For Science, US Token holders are locked in wallets for a year and Tokenhub was able to facilitate that. After the year is up, we need to be able to control resale and Polymath can help with that. For example, if a non-accredited US investor were to buy our Security Token on the open market, Science could get in trouble for that. Polymath can ensure that the Tokens are only able to be transferred to specified wallets, among other safeguards.
BB: Who can hold security tokens?
GG: Tokenhub told us how to structure our sale for US investors in compliance with Securities Act Rule 144. The challenge is how to know if Non-US holders sell to US Holders and Polymath may be that solution.
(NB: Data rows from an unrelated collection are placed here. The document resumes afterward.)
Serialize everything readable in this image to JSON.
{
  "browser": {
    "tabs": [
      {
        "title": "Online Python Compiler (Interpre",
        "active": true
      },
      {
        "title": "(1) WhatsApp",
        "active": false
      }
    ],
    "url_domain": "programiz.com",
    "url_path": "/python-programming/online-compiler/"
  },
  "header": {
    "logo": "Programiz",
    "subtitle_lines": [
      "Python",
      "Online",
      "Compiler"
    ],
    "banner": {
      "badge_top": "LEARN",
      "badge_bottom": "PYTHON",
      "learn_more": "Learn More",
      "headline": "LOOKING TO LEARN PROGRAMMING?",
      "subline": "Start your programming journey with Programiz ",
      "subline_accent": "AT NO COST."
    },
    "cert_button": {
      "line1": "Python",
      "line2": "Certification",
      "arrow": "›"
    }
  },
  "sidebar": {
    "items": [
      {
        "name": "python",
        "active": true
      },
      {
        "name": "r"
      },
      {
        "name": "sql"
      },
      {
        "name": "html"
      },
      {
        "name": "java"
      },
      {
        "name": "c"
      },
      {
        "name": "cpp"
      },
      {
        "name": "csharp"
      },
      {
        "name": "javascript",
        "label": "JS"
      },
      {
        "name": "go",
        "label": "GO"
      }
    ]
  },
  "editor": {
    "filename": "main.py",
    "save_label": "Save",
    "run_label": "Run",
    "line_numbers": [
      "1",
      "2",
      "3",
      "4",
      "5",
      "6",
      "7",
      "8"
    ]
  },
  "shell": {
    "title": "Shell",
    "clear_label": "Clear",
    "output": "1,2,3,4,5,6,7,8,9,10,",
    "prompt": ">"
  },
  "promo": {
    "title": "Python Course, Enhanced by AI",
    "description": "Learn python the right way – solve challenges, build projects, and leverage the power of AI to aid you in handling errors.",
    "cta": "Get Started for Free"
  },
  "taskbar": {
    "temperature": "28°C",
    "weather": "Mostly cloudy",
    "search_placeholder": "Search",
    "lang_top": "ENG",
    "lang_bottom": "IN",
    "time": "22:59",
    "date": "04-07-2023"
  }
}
This was interesting to hear because it points out a misconception that seems to be prevalent with people I speak to. The SEC is believed by many to be the governing regulator when it comes to Blockchain companies and there are some that think the SEC will rule that all Tokens to be Securities.
The SEC has been able to make the most noise and shut down ICOs (Centra being the latest) because they are the governing body when it comes to the issuance of investment products. Stopping an ICO in progress is a lot easier than backward regulating a company that is using a Token and showing utility — Ethereum was an ICO, but I don’t think they should be shut down now for selling an unregistered security.
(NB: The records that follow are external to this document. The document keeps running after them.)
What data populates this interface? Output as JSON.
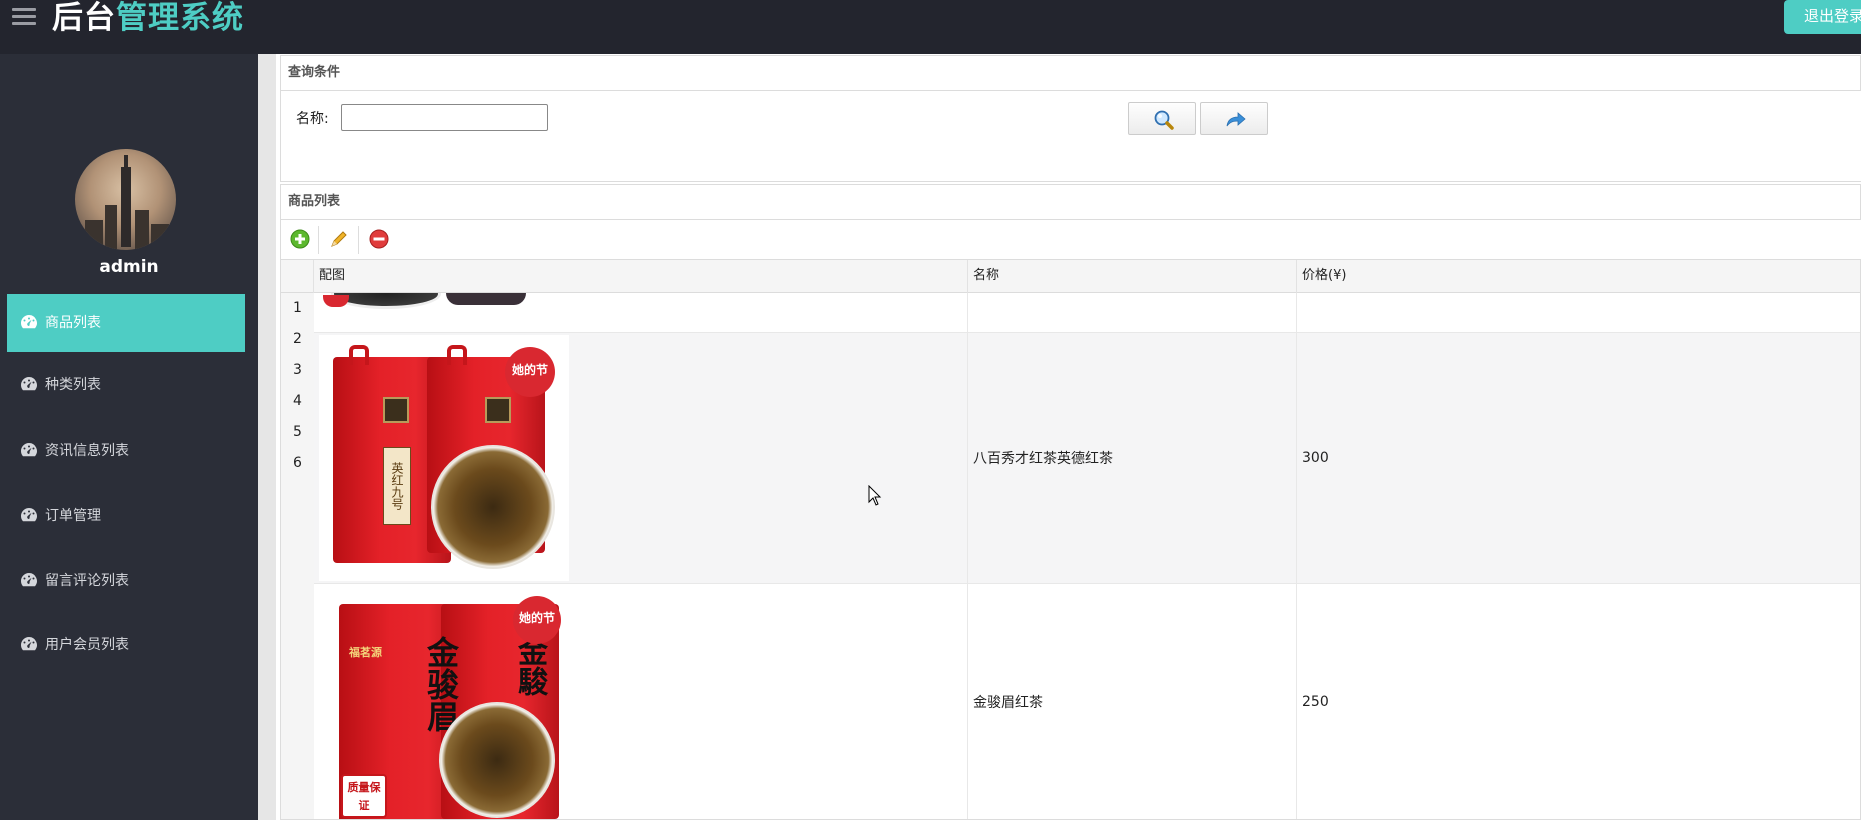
{
  "header": {
    "brand_part1": "后台",
    "brand_part2": "管理系统",
    "logout_label": "退出登录"
  },
  "user": {
    "name": "admin"
  },
  "sidebar": {
    "items": [
      {
        "label": "商品列表",
        "active": true
      },
      {
        "label": "种类列表"
      },
      {
        "label": "资讯信息列表"
      },
      {
        "label": "订单管理"
      },
      {
        "label": "留言评论列表"
      },
      {
        "label": "用户会员列表"
      }
    ]
  },
  "query": {
    "title": "查询条件",
    "name_label": "名称:",
    "name_value": "",
    "search_icon": "search-icon",
    "reset_icon": "redo-arrow-icon"
  },
  "list": {
    "title": "商品列表",
    "toolbar": [
      "add-icon",
      "edit-icon",
      "delete-icon"
    ],
    "columns": [
      "配图",
      "名称",
      "价格(¥)"
    ],
    "row_numbers": [
      "1",
      "2",
      "3",
      "4",
      "5",
      "6"
    ],
    "rows": [
      {
        "name": "",
        "price": ""
      },
      {
        "name": "八百秀才红茶英德红茶",
        "price": "300",
        "image_text": [
          "英红九号",
          "她的节"
        ]
      },
      {
        "name": "金骏眉红茶",
        "price": "250",
        "image_text": [
          "金骏眉",
          "福茗源",
          "她的节",
          "质量保证"
        ]
      }
    ]
  },
  "colors": {
    "accent": "#4ecdc4",
    "topbar": "#23252e",
    "sidebar": "#2b2e38"
  }
}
As we’ve written before, the CFTC has governance over the Futures Markets and Chairman Giancarlo has stated that gives them insight into the underlying spot markets (brokers like Coinbase and exchanges like Bittrex or Binance). There’s also FINCEN, FINRA, and a number of others that are going to have their say before all is said and done.
It’s also important to note that all of these regulator agencies focus on enforcement, not law making. That is the main reason that they are trying to use exiting regulations on the Blockchain Industry, rather than creating new ones. New legislation would come from congress or legal precedent can be set via new case law, both which will take months, if not years.
Note: Again, this interview happened two months ago, so do not take this as legal or financial advice. The author and Blockchain Beach are not legal or investment professionals, but made an editorial decision to publish this information now, with the current state of regulation still unclear.